UPDATE 1-China to keep policy loose despite price pressure

* China c.bank vows to maintain appropriately loose policy

* Sees upward inflation pressure, also stabilising factors

* Says economic growth to gain steam

BEIJING, Jan 29 (BestGrowthStock) – China’s central bank will ensure
that money and credit growth remain ample in 2010, even though
inflation is likely to rise further, it said in a report on
Friday.

Its reaffirmation that bank loan growth ought to be
reasonable and balanced came at the end of a week in which fears
that China was slamming the door on lending shook markets around
the world.

In a quarterly statistics report, the People’s Bank of China
(PBOC) expressed broad satisfaction with both the state of the
economy and current policy settings, insisting that it would
stick to its “appropriately loose” monetary stance.

It said that consumer price inflation had bottomed out in
the fourth quarter of 2009 and that leading price indicators
were pointing up, meaning that maintaining price stability would
be harder. But it also outlined reasons to be optimistic that
inflation would remain under control.

“Rising international commodity prices, high domestic money
and credit levels, continuous growth in domestic demand and
adjustment of resource prices will place upward pressure on the
overall price level in 2010,” the central bank said.

“Meanwhile, the sixth consecutive year of grain output
growth will play a positive role in stablising food prices.
Overcapacity in some sectors and a sufficient supply of consumer
goods will also help to curb price rises,” it added.

Consumer price inflation picked up to 1.9 percent in
December, its highest in 13 months. Inflation is expected to be
quite mild at 3 percent this year, according to a Reuters poll,
though some analysts believe it could soar to greater heights,
requiring more aggressive tightening by the government.

“Higher policy rates and a stronger currency need to be part
of the package and we expect moves in this direction starting in
the next few months,” Brian Jackson, an economist with the Royal
Bank of Canada in Hong Kong, said in a note about the central
bank’s report.

The central bank said that China’s stunning economic
recovery, from annualised gross domestic product (GDP) growth of
4.3 percent in the fourth quarter of 2008 to an annualised rate
of 11.3 percent in the fourth quarter of 2009, would gain more
steam this year.

“With the stablisation in global economy, the pick-up in
private investment sentiment and stronger corporate
profitability, China’s economic recovery trend will be enhanced
further,” it said.
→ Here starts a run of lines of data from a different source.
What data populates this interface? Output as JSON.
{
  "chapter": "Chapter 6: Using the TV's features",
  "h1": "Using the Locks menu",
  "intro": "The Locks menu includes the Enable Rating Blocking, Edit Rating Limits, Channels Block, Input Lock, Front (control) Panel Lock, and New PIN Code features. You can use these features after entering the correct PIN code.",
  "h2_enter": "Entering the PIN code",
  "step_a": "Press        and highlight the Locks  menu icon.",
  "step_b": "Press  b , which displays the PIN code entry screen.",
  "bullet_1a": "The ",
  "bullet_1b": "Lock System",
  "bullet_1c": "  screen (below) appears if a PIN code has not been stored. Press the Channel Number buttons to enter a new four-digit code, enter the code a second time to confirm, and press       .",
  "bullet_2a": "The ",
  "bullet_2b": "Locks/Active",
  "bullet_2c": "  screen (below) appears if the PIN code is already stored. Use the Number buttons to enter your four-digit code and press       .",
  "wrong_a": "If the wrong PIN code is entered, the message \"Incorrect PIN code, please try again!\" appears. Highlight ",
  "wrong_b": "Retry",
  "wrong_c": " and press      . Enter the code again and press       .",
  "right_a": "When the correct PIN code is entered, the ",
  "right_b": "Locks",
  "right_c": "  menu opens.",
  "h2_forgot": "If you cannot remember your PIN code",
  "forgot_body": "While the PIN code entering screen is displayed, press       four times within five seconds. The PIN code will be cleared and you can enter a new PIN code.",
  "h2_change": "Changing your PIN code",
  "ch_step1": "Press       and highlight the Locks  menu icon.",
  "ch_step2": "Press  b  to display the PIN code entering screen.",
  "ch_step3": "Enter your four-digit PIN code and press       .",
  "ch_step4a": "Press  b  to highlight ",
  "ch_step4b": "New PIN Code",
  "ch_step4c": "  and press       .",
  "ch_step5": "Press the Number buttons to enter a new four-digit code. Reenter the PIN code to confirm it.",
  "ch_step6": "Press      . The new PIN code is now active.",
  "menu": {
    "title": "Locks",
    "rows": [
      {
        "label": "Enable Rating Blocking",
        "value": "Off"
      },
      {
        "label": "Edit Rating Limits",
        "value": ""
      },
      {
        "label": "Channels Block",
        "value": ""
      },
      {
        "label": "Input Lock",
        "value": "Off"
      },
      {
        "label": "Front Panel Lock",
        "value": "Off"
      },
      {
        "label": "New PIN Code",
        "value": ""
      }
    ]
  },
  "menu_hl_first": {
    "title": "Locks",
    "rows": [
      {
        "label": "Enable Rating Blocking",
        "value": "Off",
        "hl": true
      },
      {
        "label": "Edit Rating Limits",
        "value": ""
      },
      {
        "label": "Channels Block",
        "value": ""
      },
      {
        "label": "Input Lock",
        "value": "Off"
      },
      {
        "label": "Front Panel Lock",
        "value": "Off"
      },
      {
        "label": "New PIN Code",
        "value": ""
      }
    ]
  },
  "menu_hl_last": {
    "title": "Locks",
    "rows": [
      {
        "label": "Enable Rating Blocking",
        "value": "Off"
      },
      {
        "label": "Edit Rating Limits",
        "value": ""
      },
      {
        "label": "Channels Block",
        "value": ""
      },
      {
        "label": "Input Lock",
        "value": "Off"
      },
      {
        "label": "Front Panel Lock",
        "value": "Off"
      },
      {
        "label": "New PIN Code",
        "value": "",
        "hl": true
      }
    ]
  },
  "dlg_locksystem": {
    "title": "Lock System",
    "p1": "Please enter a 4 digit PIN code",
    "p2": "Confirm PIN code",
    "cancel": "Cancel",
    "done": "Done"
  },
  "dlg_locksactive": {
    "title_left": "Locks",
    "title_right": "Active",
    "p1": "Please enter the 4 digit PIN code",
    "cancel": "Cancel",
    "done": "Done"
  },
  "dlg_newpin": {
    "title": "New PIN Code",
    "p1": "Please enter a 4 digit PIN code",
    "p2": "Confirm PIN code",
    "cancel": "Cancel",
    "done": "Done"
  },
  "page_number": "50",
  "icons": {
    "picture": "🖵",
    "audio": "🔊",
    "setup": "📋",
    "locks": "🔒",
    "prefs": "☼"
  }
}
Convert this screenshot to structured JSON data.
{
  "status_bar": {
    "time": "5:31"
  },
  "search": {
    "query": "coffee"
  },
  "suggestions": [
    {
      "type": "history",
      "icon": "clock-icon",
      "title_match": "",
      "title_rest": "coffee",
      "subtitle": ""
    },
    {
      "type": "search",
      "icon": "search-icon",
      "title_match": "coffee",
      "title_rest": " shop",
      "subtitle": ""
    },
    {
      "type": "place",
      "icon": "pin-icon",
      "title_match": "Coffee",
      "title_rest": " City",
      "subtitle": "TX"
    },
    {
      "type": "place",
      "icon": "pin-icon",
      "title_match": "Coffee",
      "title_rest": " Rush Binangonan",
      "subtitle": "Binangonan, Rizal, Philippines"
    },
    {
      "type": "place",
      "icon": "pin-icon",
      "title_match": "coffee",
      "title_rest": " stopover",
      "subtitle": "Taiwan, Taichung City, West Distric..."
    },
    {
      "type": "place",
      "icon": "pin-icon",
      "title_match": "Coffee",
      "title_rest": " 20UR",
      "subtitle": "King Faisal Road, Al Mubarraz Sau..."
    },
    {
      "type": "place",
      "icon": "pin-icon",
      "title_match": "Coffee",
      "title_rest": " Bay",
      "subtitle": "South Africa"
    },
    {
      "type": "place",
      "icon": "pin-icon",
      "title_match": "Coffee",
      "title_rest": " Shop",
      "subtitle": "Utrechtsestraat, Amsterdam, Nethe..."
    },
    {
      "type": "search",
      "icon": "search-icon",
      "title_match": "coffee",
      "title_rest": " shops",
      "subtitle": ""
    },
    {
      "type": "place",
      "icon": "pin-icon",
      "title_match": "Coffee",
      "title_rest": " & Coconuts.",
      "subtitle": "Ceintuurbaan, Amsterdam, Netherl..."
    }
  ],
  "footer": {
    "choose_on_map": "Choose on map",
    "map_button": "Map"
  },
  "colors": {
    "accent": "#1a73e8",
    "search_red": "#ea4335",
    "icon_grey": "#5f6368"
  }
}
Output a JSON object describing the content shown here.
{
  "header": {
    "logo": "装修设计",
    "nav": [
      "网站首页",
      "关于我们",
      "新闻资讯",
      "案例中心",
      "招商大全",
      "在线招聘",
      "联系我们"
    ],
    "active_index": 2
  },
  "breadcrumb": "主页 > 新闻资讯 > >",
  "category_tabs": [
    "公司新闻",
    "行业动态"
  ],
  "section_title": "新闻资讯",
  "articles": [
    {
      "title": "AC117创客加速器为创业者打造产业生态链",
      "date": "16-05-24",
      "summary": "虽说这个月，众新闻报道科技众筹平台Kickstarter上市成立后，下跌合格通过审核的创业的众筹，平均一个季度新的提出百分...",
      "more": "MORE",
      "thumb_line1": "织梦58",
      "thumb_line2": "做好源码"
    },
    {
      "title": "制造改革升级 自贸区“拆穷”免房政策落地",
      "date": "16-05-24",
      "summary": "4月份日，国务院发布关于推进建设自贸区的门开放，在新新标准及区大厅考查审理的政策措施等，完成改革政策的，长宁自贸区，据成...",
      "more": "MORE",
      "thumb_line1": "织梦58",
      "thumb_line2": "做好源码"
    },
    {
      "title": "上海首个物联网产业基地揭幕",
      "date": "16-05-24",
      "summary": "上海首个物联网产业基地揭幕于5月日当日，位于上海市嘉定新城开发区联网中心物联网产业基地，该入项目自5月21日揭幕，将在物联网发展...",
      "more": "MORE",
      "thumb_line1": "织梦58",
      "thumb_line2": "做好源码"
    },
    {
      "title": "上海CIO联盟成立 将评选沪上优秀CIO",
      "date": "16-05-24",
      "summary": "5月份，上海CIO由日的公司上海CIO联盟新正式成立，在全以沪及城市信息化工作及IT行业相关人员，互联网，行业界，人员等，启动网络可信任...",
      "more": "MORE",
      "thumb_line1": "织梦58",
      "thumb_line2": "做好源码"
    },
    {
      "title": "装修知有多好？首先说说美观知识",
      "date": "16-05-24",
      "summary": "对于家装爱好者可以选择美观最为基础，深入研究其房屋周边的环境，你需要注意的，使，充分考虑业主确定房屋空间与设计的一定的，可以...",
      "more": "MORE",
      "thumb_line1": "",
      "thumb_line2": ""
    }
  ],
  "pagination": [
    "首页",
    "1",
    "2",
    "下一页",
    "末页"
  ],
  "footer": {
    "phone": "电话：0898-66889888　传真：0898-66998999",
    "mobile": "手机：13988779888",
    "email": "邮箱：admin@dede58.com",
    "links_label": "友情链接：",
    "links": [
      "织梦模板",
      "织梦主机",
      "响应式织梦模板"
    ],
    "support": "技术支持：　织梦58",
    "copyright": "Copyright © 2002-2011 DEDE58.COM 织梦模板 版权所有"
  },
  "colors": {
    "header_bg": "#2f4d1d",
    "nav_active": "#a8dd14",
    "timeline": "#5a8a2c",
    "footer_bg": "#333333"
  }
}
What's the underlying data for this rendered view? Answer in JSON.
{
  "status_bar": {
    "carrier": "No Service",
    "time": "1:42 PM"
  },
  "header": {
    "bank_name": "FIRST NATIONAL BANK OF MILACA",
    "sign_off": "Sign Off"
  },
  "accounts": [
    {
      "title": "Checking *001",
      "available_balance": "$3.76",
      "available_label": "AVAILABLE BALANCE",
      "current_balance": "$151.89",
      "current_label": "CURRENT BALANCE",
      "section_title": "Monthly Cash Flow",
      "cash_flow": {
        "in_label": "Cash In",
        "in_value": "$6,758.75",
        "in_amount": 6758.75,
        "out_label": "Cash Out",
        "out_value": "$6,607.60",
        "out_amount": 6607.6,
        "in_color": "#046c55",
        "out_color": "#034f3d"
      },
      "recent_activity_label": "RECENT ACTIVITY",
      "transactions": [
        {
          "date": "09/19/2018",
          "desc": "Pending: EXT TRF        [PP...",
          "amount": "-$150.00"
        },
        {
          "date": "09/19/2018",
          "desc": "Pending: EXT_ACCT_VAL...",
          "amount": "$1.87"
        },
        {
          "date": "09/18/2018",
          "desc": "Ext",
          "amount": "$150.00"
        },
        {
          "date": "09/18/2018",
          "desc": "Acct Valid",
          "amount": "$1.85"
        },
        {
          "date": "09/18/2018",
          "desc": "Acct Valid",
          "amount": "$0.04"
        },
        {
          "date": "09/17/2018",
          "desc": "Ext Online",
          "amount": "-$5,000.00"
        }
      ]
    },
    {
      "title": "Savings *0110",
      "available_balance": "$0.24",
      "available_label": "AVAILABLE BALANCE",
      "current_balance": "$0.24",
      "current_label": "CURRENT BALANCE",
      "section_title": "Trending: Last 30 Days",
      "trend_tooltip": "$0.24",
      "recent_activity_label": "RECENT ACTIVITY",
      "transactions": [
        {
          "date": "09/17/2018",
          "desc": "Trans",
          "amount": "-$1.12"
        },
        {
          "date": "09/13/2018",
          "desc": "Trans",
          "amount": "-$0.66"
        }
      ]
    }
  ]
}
Reports and rumours of Beijing’s clampdown on bank lending
after a credit surge in the first half of January weighed on
global investor sentiment this week. Officials have stressed
that they are not calling a halt to lending, but rather trying
to ensure that credit flows are evenly balanced over the course
of the year.

According to a recent Reuters poll of economists, China’s
economy is likely to grow 9.5 percent in 2010, faster than
previously forecast, and the central bank will raise interest
rates twice during the year to keep inflation in check.

Stock Market Basics

(Reporting by Zhou Xin, Langi Chiang and Simon Rabinovitch;
Editing by Toby Chopra)

UPDATE 1-China to keep policy loose despite price pressure